[Component data from apps and pages]

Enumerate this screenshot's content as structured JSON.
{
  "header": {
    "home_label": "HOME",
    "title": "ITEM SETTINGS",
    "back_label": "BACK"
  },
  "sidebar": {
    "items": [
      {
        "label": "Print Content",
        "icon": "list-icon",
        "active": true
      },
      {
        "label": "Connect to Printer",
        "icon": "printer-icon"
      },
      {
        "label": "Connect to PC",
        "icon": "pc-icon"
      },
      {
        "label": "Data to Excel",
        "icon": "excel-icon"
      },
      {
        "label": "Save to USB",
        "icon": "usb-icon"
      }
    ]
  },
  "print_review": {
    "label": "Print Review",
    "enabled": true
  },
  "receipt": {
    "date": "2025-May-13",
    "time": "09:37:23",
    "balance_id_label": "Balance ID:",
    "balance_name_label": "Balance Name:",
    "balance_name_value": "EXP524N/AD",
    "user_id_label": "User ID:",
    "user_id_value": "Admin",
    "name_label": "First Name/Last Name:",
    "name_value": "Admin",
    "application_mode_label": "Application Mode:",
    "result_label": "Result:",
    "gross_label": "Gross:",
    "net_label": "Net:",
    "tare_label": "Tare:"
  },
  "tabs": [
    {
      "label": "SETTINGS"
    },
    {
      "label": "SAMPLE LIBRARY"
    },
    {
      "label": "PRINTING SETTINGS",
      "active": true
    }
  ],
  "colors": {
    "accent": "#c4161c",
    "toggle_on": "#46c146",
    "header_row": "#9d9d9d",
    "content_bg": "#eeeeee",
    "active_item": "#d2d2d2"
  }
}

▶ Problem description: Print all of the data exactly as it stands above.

▶ Response below:
Enumerate this screenshot's content as structured JSON.
{
  "header": {
    "home_label": "HOME",
    "title": "ITEM SETTINGS",
    "back_label": "BACK"
  },
  "sidebar": {
    "items": [
      {
        "label": "Print Content",
        "icon": "list-icon",
        "active": true
      },
      {
        "label": "Connect to Printer",
        "icon": "printer-icon"
      },
      {
        "label": "Connect to PC",
        "icon": "pc-icon"
      },
      {
        "label": "Data to Excel",
        "icon": "excel-icon"
      },
      {
        "label": "Save to USB",
        "icon": "usb-icon"
      }
    ]
  },
  "print_review": {
    "label": "Print Review",
    "enabled": true
  },
  "receipt": {
    "date": "2025-May-13",
    "time": "09:37:23",
    "balance_id_label": "Balance ID:",
    "balance_name_label": "Balance Name:",
    "balance_name_value": "EXP524N/AD",
    "user_id_label": "User ID:",
    "user_id_value": "Admin",
    "name_label": "First Name/Last Name:",
    "name_value": "Admin",
    "application_mode_label": "Application Mode:",
    "result_label": "Result:",
    "gross_label": "Gross:",
    "net_label": "Net:",
    "tare_label": "Tare:"
  },
  "tabs": [
    {
      "label": "SETTINGS"
    },
    {
      "label": "SAMPLE LIBRARY"
    },
    {
      "label": "PRINTING SETTINGS",
      "active": true
    }
  ],
  "colors": {
    "accent": "#c4161c",
    "toggle_on": "#46c146",
    "header_row": "#9d9d9d",
    "content_bg": "#eeeeee",
    "active_item": "#d2d2d2"
  }
}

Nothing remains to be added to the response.